- Work instruction
Only the number is wanted: state how many lines of the data below contain the word "kind".

- Material for this exercise
================================
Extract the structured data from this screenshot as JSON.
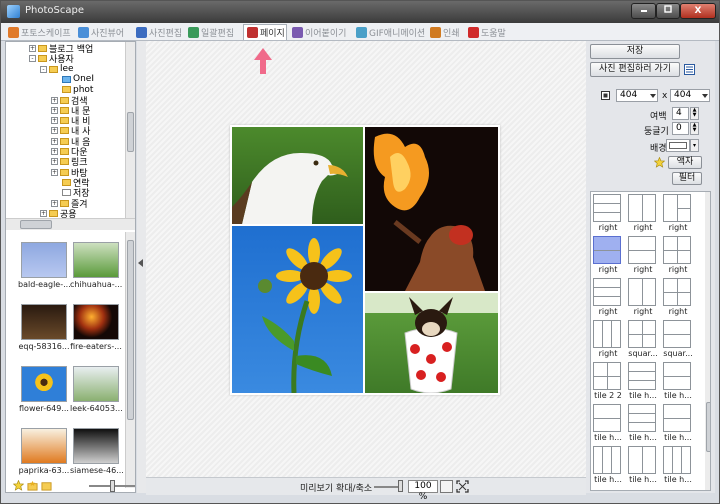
{
  "window": {
    "title": "PhotoScape",
    "close_glyph": "X"
  },
  "tabs": [
    {
      "label": "포토스케이프",
      "color": "#e07a2a"
    },
    {
      "label": "사진뷰어",
      "color": "#4a8fd8"
    },
    {
      "label": "사진편집",
      "color": "#3c6cc0"
    },
    {
      "label": "일괄편집",
      "color": "#3a9a5a"
    },
    {
      "label": "페이지",
      "color": "#c03030",
      "active": true
    },
    {
      "label": "이어붙이기",
      "color": "#7a5ab0"
    },
    {
      "label": "GIF애니메이션",
      "color": "#4aa0c8"
    },
    {
      "label": "인쇄",
      "color": "#d07a20"
    },
    {
      "label": "도움말",
      "color": "#d02a2a"
    }
  ],
  "tree": [
    {
      "label": "블로그 백업",
      "expander": "+",
      "indent": 1
    },
    {
      "label": "사용자",
      "expander": "-",
      "indent": 1
    },
    {
      "label": "lee",
      "expander": "-",
      "indent": 2
    },
    {
      "label": "OneI",
      "expander": "",
      "indent": 3
    },
    {
      "label": "phot",
      "expander": "",
      "indent": 3
    },
    {
      "label": "검색",
      "expander": "+",
      "indent": 3
    },
    {
      "label": "내 문",
      "expander": "+",
      "indent": 3
    },
    {
      "label": "내 비",
      "expander": "+",
      "indent": 3
    },
    {
      "label": "내 사",
      "expander": "+",
      "indent": 3
    },
    {
      "label": "내 음",
      "expander": "+",
      "indent": 3
    },
    {
      "label": "다운",
      "expander": "+",
      "indent": 3
    },
    {
      "label": "링크",
      "expander": "+",
      "indent": 3
    },
    {
      "label": "바탕",
      "expander": "+",
      "indent": 3
    },
    {
      "label": "연락",
      "expander": "",
      "indent": 3
    },
    {
      "label": "저장",
      "expander": "",
      "indent": 3
    },
    {
      "label": "즐겨",
      "expander": "+",
      "indent": 3
    },
    {
      "label": "공용",
      "expander": "+",
      "indent": 2
    }
  ],
  "thumbnails": [
    {
      "name": "bald-eagle-...",
      "kind": "eagle"
    },
    {
      "name": "chihuahua-...",
      "kind": "dog"
    },
    {
      "name": "eqq-58316...",
      "kind": "dark"
    },
    {
      "name": "fire-eaters-...",
      "kind": "fire"
    },
    {
      "name": "flower-649...",
      "kind": "flower"
    },
    {
      "name": "leek-64053...",
      "kind": "leek"
    },
    {
      "name": "paprika-63...",
      "kind": "paprika"
    },
    {
      "name": "siamese-46...",
      "kind": "cat"
    }
  ],
  "bottom_bar": {
    "preview_label": "미리보기 확대/축소",
    "zoom": "100 %"
  },
  "right": {
    "save_button": "저장",
    "edit_button": "사진 편집하러 가기",
    "width": "404",
    "x_label": "x",
    "height": "404",
    "margin_label": "여백",
    "margin_value": "4",
    "round_label": "둥글기",
    "round_value": "0",
    "bg_label": "배경",
    "frame_button": "액자",
    "filter_button": "필터"
  },
  "layouts": [
    {
      "name": "right",
      "split": "h3"
    },
    {
      "name": "right",
      "split": "v2"
    },
    {
      "name": "right",
      "split": "v2b"
    },
    {
      "name": "right",
      "split": "sel"
    },
    {
      "name": "right",
      "split": "h2"
    },
    {
      "name": "right",
      "split": "g4"
    },
    {
      "name": "right",
      "split": "h3"
    },
    {
      "name": "right",
      "split": "v2"
    },
    {
      "name": "right",
      "split": "g4"
    },
    {
      "name": "right",
      "split": "v3"
    },
    {
      "name": "squar...",
      "split": "g4"
    },
    {
      "name": "squar...",
      "split": "h2"
    },
    {
      "name": "tile 2 2",
      "split": "g4"
    },
    {
      "name": "tile h...",
      "split": "h3"
    },
    {
      "name": "tile h...",
      "split": "h2"
    },
    {
      "name": "tile h...",
      "split": "h2"
    },
    {
      "name": "tile h...",
      "split": "h3"
    },
    {
      "name": "tile h...",
      "split": "h2"
    },
    {
      "name": "tile h...",
      "split": "v3"
    },
    {
      "name": "tile h...",
      "split": "v2"
    },
    {
      "name": "tile h...",
      "split": "v3"
    }
  ],
  "colors": {
    "accent_arrow": "#f06a8a",
    "selection": "#9fb0f0"
  }
}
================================
- Task answer
8